● **INPUT DATA**:
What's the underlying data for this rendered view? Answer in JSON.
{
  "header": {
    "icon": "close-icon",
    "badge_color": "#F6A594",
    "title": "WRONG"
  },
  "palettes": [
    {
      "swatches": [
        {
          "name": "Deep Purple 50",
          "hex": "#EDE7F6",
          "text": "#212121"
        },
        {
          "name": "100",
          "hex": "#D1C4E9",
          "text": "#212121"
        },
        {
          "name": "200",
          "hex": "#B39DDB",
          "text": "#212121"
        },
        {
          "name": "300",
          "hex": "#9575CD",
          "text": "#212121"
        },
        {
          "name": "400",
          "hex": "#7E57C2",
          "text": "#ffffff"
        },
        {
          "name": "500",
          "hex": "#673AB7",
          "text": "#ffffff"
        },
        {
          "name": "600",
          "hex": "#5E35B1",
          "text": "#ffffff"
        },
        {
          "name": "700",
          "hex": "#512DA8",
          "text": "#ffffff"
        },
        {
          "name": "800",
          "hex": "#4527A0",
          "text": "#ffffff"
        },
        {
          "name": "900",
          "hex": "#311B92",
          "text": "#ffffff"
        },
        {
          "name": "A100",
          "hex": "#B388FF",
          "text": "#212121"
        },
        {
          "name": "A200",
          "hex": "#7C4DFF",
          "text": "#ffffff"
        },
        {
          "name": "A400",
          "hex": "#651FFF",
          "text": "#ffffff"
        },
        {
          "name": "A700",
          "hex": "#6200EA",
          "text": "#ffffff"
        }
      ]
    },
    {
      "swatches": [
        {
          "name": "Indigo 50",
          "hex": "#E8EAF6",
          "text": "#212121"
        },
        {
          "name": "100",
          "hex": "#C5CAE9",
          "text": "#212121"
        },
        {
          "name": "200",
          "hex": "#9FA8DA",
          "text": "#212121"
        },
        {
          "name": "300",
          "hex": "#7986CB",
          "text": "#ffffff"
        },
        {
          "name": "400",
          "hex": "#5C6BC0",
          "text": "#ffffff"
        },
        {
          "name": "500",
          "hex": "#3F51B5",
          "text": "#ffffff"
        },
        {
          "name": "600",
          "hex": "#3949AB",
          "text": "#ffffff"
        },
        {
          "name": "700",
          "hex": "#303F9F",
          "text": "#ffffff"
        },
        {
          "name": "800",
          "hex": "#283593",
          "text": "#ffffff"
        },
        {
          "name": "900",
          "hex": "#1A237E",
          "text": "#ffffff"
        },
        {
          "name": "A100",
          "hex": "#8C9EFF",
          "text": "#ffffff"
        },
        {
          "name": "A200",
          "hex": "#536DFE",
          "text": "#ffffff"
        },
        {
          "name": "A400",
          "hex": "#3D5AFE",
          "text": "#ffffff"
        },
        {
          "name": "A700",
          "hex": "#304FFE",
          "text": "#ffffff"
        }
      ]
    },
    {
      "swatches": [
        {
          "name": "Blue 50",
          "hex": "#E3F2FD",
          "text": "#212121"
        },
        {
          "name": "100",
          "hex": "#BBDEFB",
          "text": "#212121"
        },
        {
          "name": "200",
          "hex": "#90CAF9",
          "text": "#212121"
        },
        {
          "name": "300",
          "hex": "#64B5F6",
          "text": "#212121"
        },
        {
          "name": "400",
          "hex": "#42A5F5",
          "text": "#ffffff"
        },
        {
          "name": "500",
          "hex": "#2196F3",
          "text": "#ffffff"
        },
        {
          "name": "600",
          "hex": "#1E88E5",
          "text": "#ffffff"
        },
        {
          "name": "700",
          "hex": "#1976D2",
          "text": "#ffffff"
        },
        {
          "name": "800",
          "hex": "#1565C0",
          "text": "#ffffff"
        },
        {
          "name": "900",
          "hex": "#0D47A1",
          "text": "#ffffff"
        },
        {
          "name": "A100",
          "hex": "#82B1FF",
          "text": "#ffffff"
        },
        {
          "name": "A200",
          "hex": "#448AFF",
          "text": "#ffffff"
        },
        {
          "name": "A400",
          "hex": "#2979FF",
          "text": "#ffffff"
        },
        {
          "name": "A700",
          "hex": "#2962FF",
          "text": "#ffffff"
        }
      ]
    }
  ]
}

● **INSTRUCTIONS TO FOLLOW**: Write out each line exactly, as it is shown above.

● **SOLUTION FOR THIS PROBLEM**:
What's the underlying data for this rendered view? Answer in JSON.
{
  "header": {
    "icon": "close-icon",
    "badge_color": "#F6A594",
    "title": "WRONG"
  },
  "palettes": [
    {
      "swatches": [
        {
          "name": "Deep Purple 50",
          "hex": "#EDE7F6",
          "text": "#212121"
        },
        {
          "name": "100",
          "hex": "#D1C4E9",
          "text": "#212121"
        },
        {
          "name": "200",
          "hex": "#B39DDB",
          "text": "#212121"
        },
        {
          "name": "300",
          "hex": "#9575CD",
          "text": "#212121"
        },
        {
          "name": "400",
          "hex": "#7E57C2",
          "text": "#ffffff"
        },
        {
          "name": "500",
          "hex": "#673AB7",
          "text": "#ffffff"
        },
        {
          "name": "600",
          "hex": "#5E35B1",
          "text": "#ffffff"
        },
        {
          "name": "700",
          "hex": "#512DA8",
          "text": "#ffffff"
        },
        {
          "name": "800",
          "hex": "#4527A0",
          "text": "#ffffff"
        },
        {
          "name": "900",
          "hex": "#311B92",
          "text": "#ffffff"
        },
        {
          "name": "A100",
          "hex": "#B388FF",
          "text": "#212121"
        },
        {
          "name": "A200",
          "hex": "#7C4DFF",
          "text": "#ffffff"
        },
        {
          "name": "A400",
          "hex": "#651FFF",
          "text": "#ffffff"
        },
        {
          "name": "A700",
          "hex": "#6200EA",
          "text": "#ffffff"
        }
      ]
    },
    {
      "swatches": [
        {
          "name": "Indigo 50",
          "hex": "#E8EAF6",
          "text": "#212121"
        },
        {
          "name": "100",
          "hex": "#C5CAE9",
          "text": "#212121"
        },
        {
          "name": "200",
          "hex": "#9FA8DA",
          "text": "#212121"
        },
        {
          "name": "300",
          "hex": "#7986CB",
          "text": "#ffffff"
        },
        {
          "name": "400",
          "hex": "#5C6BC0",
          "text": "#ffffff"
        },
        {
          "name": "500",
          "hex": "#3F51B5",
          "text": "#ffffff"
        },
        {
          "name": "600",
          "hex": "#3949AB",
          "text": "#ffffff"
        },
        {
          "name": "700",
          "hex": "#303F9F",
          "text": "#ffffff"
        },
        {
          "name": "800",
          "hex": "#283593",
          "text": "#ffffff"
        },
        {
          "name": "900",
          "hex": "#1A237E",
          "text": "#ffffff"
        },
        {
          "name": "A100",
          "hex": "#8C9EFF",
          "text": "#ffffff"
        },
        {
          "name": "A200",
          "hex": "#536DFE",
          "text": "#ffffff"
        },
        {
          "name": "A400",
          "hex": "#3D5AFE",
          "text": "#ffffff"
        },
        {
          "name": "A700",
          "hex": "#304FFE",
          "text": "#ffffff"
        }
      ]
    },
    {
      "swatches": [
        {
          "name": "Blue 50",
          "hex": "#E3F2FD",
          "text": "#212121"
        },
        {
          "name": "100",
          "hex": "#BBDEFB",
          "text": "#212121"
        },
        {
          "name": "200",
          "hex": "#90CAF9",
          "text": "#212121"
        },
        {
          "name": "300",
          "hex": "#64B5F6",
          "text": "#212121"
        },
        {
          "name": "400",
          "hex": "#42A5F5",
          "text": "#ffffff"
        },
        {
          "name": "500",
          "hex": "#2196F3",
          "text": "#ffffff"
        },
        {
          "name": "600",
          "hex": "#1E88E5",
          "text": "#ffffff"
        },
        {
          "name": "700",
          "hex": "#1976D2",
          "text": "#ffffff"
        },
        {
          "name": "800",
          "hex": "#1565C0",
          "text": "#ffffff"
        },
        {
          "name": "900",
          "hex": "#0D47A1",
          "text": "#ffffff"
        },
        {
          "name": "A100",
          "hex": "#82B1FF",
          "text": "#ffffff"
        },
        {
          "name": "A200",
          "hex": "#448AFF",
          "text": "#ffffff"
        },
        {
          "name": "A400",
          "hex": "#2979FF",
          "text": "#ffffff"
        },
        {
          "name": "A700",
          "hex": "#2962FF",
          "text": "#ffffff"
        }
      ]
    }
  ]
}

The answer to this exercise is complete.